▶ [PROBLEM DETAILS] Determine how many lines below contain the string "structured" and give that number without anything else.

---

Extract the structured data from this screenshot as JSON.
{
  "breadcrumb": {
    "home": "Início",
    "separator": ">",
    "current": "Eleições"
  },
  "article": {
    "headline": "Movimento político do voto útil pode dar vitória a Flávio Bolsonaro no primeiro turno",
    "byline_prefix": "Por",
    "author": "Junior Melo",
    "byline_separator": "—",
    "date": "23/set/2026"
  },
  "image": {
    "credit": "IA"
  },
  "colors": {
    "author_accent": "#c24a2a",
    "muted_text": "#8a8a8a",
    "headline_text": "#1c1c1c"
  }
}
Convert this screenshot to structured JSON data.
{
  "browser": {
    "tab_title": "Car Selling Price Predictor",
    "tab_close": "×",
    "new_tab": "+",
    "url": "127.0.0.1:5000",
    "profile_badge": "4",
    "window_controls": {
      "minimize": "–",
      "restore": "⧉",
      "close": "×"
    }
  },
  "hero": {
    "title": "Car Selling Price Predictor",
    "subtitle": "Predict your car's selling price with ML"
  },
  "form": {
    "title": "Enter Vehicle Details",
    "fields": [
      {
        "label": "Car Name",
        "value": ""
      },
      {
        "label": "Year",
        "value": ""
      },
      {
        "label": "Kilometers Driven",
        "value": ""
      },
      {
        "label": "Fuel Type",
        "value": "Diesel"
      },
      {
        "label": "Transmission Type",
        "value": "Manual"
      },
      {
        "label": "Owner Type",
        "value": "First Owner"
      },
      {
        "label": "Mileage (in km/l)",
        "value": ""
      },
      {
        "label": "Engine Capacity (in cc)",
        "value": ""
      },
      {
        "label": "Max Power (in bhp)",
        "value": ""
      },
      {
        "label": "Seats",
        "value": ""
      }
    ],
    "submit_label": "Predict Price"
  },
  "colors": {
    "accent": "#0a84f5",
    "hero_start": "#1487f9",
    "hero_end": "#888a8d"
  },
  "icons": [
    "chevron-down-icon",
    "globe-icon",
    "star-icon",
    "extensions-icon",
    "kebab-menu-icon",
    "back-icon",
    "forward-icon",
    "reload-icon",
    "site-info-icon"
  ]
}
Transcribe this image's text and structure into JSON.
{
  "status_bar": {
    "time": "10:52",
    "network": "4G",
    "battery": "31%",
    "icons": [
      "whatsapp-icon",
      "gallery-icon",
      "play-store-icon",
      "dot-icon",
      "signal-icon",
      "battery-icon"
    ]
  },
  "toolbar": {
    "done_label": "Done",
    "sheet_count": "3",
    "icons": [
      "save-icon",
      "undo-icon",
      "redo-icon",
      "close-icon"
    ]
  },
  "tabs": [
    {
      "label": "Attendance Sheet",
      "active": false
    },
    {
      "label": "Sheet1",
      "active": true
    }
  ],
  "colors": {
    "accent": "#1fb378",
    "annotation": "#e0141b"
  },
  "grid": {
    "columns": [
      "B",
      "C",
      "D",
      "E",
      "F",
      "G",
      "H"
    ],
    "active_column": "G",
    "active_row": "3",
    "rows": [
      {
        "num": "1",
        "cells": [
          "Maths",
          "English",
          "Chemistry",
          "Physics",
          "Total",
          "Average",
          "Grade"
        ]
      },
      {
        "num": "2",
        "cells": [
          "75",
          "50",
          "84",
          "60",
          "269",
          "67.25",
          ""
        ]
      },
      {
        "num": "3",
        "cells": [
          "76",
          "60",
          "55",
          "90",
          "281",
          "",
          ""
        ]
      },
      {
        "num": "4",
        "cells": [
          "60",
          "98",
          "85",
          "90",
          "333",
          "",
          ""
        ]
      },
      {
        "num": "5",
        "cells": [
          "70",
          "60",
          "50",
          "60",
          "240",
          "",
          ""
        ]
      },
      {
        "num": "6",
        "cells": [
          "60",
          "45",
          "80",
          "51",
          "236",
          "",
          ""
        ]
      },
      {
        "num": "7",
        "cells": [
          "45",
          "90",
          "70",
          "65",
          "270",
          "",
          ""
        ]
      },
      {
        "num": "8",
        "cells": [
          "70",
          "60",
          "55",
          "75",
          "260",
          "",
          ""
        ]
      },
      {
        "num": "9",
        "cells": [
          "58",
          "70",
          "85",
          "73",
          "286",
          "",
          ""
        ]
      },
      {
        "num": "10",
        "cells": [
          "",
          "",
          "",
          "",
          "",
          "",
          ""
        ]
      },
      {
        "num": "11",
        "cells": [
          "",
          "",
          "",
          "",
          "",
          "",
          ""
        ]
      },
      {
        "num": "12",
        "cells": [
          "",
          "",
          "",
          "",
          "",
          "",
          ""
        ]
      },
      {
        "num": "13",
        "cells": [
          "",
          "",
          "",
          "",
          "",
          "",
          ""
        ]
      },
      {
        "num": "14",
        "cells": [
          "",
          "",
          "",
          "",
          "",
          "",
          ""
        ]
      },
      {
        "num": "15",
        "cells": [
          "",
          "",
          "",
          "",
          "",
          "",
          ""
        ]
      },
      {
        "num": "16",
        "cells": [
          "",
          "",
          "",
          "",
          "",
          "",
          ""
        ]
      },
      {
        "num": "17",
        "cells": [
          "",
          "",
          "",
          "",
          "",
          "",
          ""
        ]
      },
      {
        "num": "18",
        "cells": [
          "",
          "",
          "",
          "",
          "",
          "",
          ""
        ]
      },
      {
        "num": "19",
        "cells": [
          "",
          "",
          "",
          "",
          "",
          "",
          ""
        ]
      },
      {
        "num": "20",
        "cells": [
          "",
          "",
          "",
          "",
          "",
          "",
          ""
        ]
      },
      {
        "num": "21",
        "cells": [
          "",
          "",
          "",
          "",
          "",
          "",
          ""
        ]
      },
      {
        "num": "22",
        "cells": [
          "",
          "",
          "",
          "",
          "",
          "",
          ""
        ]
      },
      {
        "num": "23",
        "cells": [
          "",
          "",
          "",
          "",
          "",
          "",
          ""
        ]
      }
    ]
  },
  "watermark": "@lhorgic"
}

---

▶ [OUTPUT FOR THIS EXERCISE] 2